## WHAT TO PRODUCE
Retype the entries below without any change.

↓↓↓

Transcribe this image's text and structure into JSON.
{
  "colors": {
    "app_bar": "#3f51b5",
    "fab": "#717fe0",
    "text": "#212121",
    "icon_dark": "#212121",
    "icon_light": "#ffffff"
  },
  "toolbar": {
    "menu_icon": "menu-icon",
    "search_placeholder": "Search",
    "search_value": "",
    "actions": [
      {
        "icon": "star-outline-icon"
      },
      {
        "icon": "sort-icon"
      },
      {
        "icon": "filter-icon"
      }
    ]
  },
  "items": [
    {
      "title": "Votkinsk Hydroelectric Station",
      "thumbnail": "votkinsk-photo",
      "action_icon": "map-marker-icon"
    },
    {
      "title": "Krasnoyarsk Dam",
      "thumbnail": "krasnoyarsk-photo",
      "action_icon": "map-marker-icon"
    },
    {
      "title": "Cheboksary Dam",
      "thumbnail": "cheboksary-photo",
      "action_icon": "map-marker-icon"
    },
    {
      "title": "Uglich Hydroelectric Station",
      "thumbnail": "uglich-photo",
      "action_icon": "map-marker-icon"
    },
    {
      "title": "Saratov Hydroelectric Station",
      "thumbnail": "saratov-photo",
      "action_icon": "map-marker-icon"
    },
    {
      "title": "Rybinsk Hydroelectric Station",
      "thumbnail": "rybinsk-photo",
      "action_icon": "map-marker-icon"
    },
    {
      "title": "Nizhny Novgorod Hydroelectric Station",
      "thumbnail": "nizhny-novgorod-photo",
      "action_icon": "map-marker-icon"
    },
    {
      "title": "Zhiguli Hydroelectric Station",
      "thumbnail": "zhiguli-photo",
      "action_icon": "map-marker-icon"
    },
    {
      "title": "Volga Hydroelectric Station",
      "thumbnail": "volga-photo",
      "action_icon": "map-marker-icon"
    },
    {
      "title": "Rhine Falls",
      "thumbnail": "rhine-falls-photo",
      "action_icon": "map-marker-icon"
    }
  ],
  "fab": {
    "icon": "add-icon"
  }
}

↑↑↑

## EXERCISE SOLUTION
Transcribe this image's text and structure into JSON.
{
  "colors": {
    "app_bar": "#3f51b5",
    "fab": "#717fe0",
    "text": "#212121",
    "icon_dark": "#212121",
    "icon_light": "#ffffff"
  },
  "toolbar": {
    "menu_icon": "menu-icon",
    "search_placeholder": "Search",
    "search_value": "",
    "actions": [
      {
        "icon": "star-outline-icon"
      },
      {
        "icon": "sort-icon"
      },
      {
        "icon": "filter-icon"
      }
    ]
  },
  "items": [
    {
      "title": "Votkinsk Hydroelectric Station",
      "thumbnail": "votkinsk-photo",
      "action_icon": "map-marker-icon"
    },
    {
      "title": "Krasnoyarsk Dam",
      "thumbnail": "krasnoyarsk-photo",
      "action_icon": "map-marker-icon"
    },
    {
      "title": "Cheboksary Dam",
      "thumbnail": "cheboksary-photo",
      "action_icon": "map-marker-icon"
    },
    {
      "title": "Uglich Hydroelectric Station",
      "thumbnail": "uglich-photo",
      "action_icon": "map-marker-icon"
    },
    {
      "title": "Saratov Hydroelectric Station",
      "thumbnail": "saratov-photo",
      "action_icon": "map-marker-icon"
    },
    {
      "title": "Rybinsk Hydroelectric Station",
      "thumbnail": "rybinsk-photo",
      "action_icon": "map-marker-icon"
    },
    {
      "title": "Nizhny Novgorod Hydroelectric Station",
      "thumbnail": "nizhny-novgorod-photo",
      "action_icon": "map-marker-icon"
    },
    {
      "title": "Zhiguli Hydroelectric Station",
      "thumbnail": "zhiguli-photo",
      "action_icon": "map-marker-icon"
    },
    {
      "title": "Volga Hydroelectric Station",
      "thumbnail": "volga-photo",
      "action_icon": "map-marker-icon"
    },
    {
      "title": "Rhine Falls",
      "thumbnail": "rhine-falls-photo",
      "action_icon": "map-marker-icon"
    }
  ],
  "fab": {
    "icon": "add-icon"
  }
}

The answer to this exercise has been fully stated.